In form, the abba rhyme scheme seems to enhance the sense of embracing and, in the last stanza, the weaker (being less proximate) and yet more final completion (from being at the end of a stanza and completing an expectation that was pending longer) of the a-a rhyme seems to present a final sigh as the male spider expires.
While the overall quality is not exception even by the standards of my writings, it does seem to be somewhat amusing (e.g., the play on "consumed by love") and that seems enough for a bit of light verse.
Some Words to the Bread Mold in the Kitchen
I do not mind an uninvited guest.
I share my bread with you full willingly.
Yet your boorish behavior has me vexed;
so earnestly I plead that you would be
a little more mature and eat the rest
of that one piece before you start the next.
[completed 21 November 1994]
This short piece was inspired by a comment from a friend (Thomas Payerle, leading human behind the Society for the Promotion of REspect for Microorganisms). This external inspiration probably explains why it is (likely) the purest in silliness with perhaps the least of my own sentiments exposed.

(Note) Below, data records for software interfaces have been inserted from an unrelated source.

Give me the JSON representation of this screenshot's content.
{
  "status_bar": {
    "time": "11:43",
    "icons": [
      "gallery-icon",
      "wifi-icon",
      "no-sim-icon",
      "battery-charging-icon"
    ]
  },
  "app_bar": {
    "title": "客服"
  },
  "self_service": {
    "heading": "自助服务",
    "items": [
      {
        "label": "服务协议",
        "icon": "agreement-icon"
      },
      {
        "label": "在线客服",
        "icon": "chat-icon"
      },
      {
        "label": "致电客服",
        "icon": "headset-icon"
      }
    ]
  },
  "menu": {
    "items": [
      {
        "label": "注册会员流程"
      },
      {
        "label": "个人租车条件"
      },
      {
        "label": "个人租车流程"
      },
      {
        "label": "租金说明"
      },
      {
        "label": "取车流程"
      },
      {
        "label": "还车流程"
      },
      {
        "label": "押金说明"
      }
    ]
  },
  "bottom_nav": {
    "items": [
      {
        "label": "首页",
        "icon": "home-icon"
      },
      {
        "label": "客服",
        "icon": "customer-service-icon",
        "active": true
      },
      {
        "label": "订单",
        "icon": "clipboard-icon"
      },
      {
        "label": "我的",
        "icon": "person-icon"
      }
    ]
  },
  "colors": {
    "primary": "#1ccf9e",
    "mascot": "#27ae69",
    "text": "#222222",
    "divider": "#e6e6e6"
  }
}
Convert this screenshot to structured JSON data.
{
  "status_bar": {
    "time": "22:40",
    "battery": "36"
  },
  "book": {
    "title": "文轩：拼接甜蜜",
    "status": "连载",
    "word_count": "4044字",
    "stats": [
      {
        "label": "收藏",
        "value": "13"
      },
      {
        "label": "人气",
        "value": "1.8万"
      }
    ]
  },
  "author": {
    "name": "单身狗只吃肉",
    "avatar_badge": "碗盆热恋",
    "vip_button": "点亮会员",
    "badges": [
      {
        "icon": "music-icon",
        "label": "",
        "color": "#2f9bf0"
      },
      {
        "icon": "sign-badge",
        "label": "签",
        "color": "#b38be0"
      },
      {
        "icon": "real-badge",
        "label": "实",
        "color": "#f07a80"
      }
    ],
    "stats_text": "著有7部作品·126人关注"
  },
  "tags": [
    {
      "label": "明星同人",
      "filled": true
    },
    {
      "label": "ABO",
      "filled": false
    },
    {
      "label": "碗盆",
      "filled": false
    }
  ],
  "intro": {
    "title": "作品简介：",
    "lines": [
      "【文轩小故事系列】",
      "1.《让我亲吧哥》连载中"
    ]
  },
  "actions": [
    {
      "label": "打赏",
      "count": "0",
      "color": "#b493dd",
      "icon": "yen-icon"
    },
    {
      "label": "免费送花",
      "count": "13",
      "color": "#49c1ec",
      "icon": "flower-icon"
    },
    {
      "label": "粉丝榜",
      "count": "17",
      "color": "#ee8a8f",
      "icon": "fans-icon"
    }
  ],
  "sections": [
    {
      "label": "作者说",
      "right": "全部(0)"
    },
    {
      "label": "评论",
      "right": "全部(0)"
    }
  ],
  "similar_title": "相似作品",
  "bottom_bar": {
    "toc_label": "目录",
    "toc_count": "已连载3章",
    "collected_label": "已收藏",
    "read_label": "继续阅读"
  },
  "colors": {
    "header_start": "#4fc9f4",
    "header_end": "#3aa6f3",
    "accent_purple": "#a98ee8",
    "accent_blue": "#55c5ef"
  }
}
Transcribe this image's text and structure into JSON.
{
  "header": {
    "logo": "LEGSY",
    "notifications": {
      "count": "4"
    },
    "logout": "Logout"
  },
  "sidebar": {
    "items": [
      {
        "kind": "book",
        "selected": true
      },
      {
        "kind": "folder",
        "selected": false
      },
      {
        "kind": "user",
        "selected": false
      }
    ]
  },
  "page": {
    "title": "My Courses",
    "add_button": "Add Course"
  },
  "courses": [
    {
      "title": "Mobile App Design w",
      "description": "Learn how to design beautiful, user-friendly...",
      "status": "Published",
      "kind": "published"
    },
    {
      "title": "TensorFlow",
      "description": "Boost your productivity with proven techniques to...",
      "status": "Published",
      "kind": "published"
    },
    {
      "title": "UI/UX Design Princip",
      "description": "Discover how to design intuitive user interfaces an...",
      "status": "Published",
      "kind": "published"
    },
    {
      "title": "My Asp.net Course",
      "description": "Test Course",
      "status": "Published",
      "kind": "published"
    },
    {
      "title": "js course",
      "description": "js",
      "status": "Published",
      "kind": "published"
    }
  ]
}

The abcbac rhyming pattern, with a and c being near-rhymes, adds to the quirkiness of the verse. By almost but not fully satisfying the expected rhyming of "guest", the "vexed" is both emphasized (by the [near] rhyme) and agitated by the lack of true rhyme. The remainder of the lines end in completing rhymes perhaps providing a sense of forcefulness (matching the use of earnest pleading) and some hint of reconciliation. The weakness/inexactness of the last line's rhyme may offer a sense of concession ("I know I can't do much about your behavior") and a sense of waiting for a response (like the change of pitch at the end of a question). The merging of final consonant sounds between b (especially in the immediately preceding line) and c (from line 3) may hint at agreement, a compromise that is not ideal for either party but is satisfactory (satisfying the expected rhymes but not exactly) for both parties.